Cut to a couple more years later. After two-ish years of flirting and back and forths, I had entered a relationship with a close friend. We took so long to get there, that she had moved out of the city, and I would soon be moving out of the country for a year. The day before I left, I had my first kiss. As amazing as that felt, even then there were certain bodily reactions that made it uncomfortable. Three months later I met her again and realised I might be feeling sexually attracted to her. This was new. It didn’t make sense to me. And since I had never felt it before, I wasn’t even sure what it was. We broke up soon after, but now I knew it was there. After a bit I realised that I was almost definitely demisexual. Not only did it make sense, it felt right. The word resonated with me.

Being demi means I’m essentially ace while I’m single, usually always. Being ace meant I never even got close to developing any comfort with sex using the wrong body parts, unlike other trans friends of mine who were quite sexually active. It’s not really something I’d have to think about too much outside of when I was dysphoric, because sex wasn’t something I was planning to have in my life anytime soon. I figured even if I ever developed some sexual attraction towards someone it wouldn’t be that strong. Two major changes in the past year caused a massive shift in this.

Firstly, I finally started on HRT (hormone replacement therapy). The estrogen coursing through my veins has made most of my body feel so much more right. It’s made me start to feel actually comfortable and confident with my body. It’s also changed the way I experience sexual stimulation and pleasure. There’s actual pleasure to be had, but way more effort needs to be put in to achieve it. If only I didn’t still have the wrong parts, which not only have continued with certain reactions that I thought estrogen would eliminate, also now hurt a lot due to atrophy. This makes sex quite literally a pain.

The second thing was that I fell very deeply in love again. The day my girlfriend and I first kissed, for many hours, I realised that the sexual attraction is very much there.

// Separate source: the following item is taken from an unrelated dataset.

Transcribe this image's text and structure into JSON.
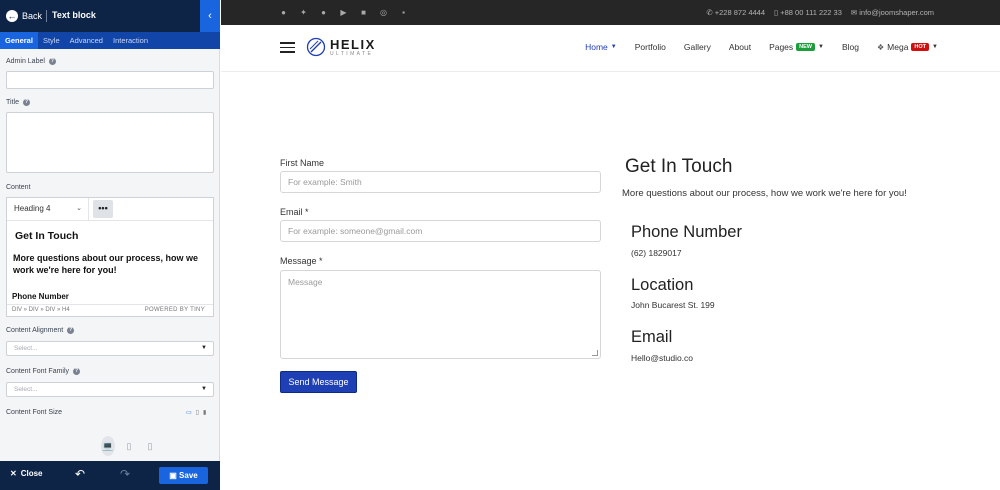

Most transfeminine people lose a lot of libido after starting hormones, but considering I started from a point of basically no libido, the combination of more bodily comfort and someone I actually want to have sex with, my horniness levels are higher than they’ve ever been in my life. Except, I want to have sex using my vagina. My vagina which does not yet exist.

So I’m stuck in this cycle of navigating how to have sex, how to actually feel good from it, and learning to accept some amounts of pain and discomfort for the sake of pleasure. Many things have helped me in this journey so far. Literature, for one. ‘Fucking Trans Women’ by Mira Bellweather is a no-holds barred uncensored zine about transfeminine sex, both for transfem people and their partners. ‘Girl Sex 101’ by Alison Moon and KD Diamond is a very exhaustive resource for all sorts of sex (and romance) with women regardless of their parts, and also to an extent other trans people with those parts. It’s made me feel much more accepted and normal. Also good for understanding my partner’s pleasure too. Speaking of my partner. Her constant support and understanding has helped a lot too. She listens, she helps, she’s made a lot of this much easier.

16 year old me really didn’t understand herself, and I don’t blame her. The world doesn’t teach us how to deal with being trans or on the ace spectrum, let alone both. Everything we learn assumes we are cis and straight and get pleasure from penetrative sex.

But while it may seem confusing and twisted, especially when you have intersecting identities, it IS possible to figure it out. At 25, I understand myself, I’m working towards reaching a point where I could comfortably have sex. I still feel very unsure and uncomfortable and out of place. But I’m hopeful. So if you’re also on a journey like mine, be hopeful. Figuring yourself out will come with time. The climax of the journey is quite worth it.

About the author

Asis

Asis is a trans woman and lesbian currently living in Delhi. She loves animals, writing, board games, and all sorts of media, especially if it's queer.
Type in
Details available only for Indian languages
Settings
Help
Indian language typing help
View Detailed Help